STUDY MATERIAL below:

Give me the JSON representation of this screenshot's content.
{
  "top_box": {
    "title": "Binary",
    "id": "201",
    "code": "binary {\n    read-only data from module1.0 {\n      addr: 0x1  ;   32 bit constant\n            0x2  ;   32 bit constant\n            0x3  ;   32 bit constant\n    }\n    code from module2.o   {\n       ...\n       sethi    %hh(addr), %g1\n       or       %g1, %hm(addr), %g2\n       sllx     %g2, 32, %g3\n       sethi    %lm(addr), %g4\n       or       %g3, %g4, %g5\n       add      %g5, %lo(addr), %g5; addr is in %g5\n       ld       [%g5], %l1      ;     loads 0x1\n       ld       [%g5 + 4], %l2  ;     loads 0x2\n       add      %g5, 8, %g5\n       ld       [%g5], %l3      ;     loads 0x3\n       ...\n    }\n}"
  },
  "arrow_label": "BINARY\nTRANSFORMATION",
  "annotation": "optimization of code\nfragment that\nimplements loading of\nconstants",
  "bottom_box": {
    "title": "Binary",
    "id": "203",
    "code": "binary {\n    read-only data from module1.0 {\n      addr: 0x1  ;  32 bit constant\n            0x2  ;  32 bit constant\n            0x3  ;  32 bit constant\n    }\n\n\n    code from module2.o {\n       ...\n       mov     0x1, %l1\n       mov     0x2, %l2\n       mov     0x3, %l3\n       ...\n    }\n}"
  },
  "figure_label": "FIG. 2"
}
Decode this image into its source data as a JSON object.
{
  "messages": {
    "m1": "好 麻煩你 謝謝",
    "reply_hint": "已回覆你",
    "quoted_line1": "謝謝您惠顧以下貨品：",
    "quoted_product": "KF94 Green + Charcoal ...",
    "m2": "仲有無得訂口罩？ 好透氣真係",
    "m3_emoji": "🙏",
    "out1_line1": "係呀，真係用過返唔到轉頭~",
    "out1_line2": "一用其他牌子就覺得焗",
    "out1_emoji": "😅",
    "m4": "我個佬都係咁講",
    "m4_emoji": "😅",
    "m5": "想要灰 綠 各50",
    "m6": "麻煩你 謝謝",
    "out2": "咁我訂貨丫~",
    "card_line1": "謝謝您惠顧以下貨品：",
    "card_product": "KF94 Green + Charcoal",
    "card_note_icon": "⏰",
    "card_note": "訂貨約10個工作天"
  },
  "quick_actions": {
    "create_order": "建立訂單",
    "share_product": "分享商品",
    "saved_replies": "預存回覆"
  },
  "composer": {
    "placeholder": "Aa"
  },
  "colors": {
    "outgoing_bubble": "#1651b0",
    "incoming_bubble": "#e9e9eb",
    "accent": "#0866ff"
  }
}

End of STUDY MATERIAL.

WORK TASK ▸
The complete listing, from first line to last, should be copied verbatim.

SOLVED PROBLEM ▸
Give me the JSON representation of this screenshot's content.
{
  "top_box": {
    "title": "Binary",
    "id": "201",
    "code": "binary {\n    read-only data from module1.0 {\n      addr: 0x1  ;   32 bit constant\n            0x2  ;   32 bit constant\n            0x3  ;   32 bit constant\n    }\n    code from module2.o   {\n       ...\n       sethi    %hh(addr), %g1\n       or       %g1, %hm(addr), %g2\n       sllx     %g2, 32, %g3\n       sethi    %lm(addr), %g4\n       or       %g3, %g4, %g5\n       add      %g5, %lo(addr), %g5; addr is in %g5\n       ld       [%g5], %l1      ;     loads 0x1\n       ld       [%g5 + 4], %l2  ;     loads 0x2\n       add      %g5, 8, %g5\n       ld       [%g5], %l3      ;     loads 0x3\n       ...\n    }\n}"
  },
  "arrow_label": "BINARY\nTRANSFORMATION",
  "annotation": "optimization of code\nfragment that\nimplements loading of\nconstants",
  "bottom_box": {
    "title": "Binary",
    "id": "203",
    "code": "binary {\n    read-only data from module1.0 {\n      addr: 0x1  ;  32 bit constant\n            0x2  ;  32 bit constant\n            0x3  ;  32 bit constant\n    }\n\n\n    code from module2.o {\n       ...\n       mov     0x1, %l1\n       mov     0x2, %l2\n       mov     0x3, %l3\n       ...\n    }\n}"
  },
  "figure_label": "FIG. 2"
}
Decode this image into its source data as a JSON object.
{
  "messages": {
    "m1": "好 麻煩你 謝謝",
    "reply_hint": "已回覆你",
    "quoted_line1": "謝謝您惠顧以下貨品：",
    "quoted_product": "KF94 Green + Charcoal ...",
    "m2": "仲有無得訂口罩？ 好透氣真係",
    "m3_emoji": "🙏",
    "out1_line1": "係呀，真係用過返唔到轉頭~",
    "out1_line2": "一用其他牌子就覺得焗",
    "out1_emoji": "😅",
    "m4": "我個佬都係咁講",
    "m4_emoji": "😅",
    "m5": "想要灰 綠 各50",
    "m6": "麻煩你 謝謝",
    "out2": "咁我訂貨丫~",
    "card_line1": "謝謝您惠顧以下貨品：",
    "card_product": "KF94 Green + Charcoal",
    "card_note_icon": "⏰",
    "card_note": "訂貨約10個工作天"
  },
  "quick_actions": {
    "create_order": "建立訂單",
    "share_product": "分享商品",
    "saved_replies": "預存回覆"
  },
  "composer": {
    "placeholder": "Aa"
  },
  "colors": {
    "outgoing_bubble": "#1651b0",
    "incoming_bubble": "#e9e9eb",
    "accent": "#0866ff"
  }
}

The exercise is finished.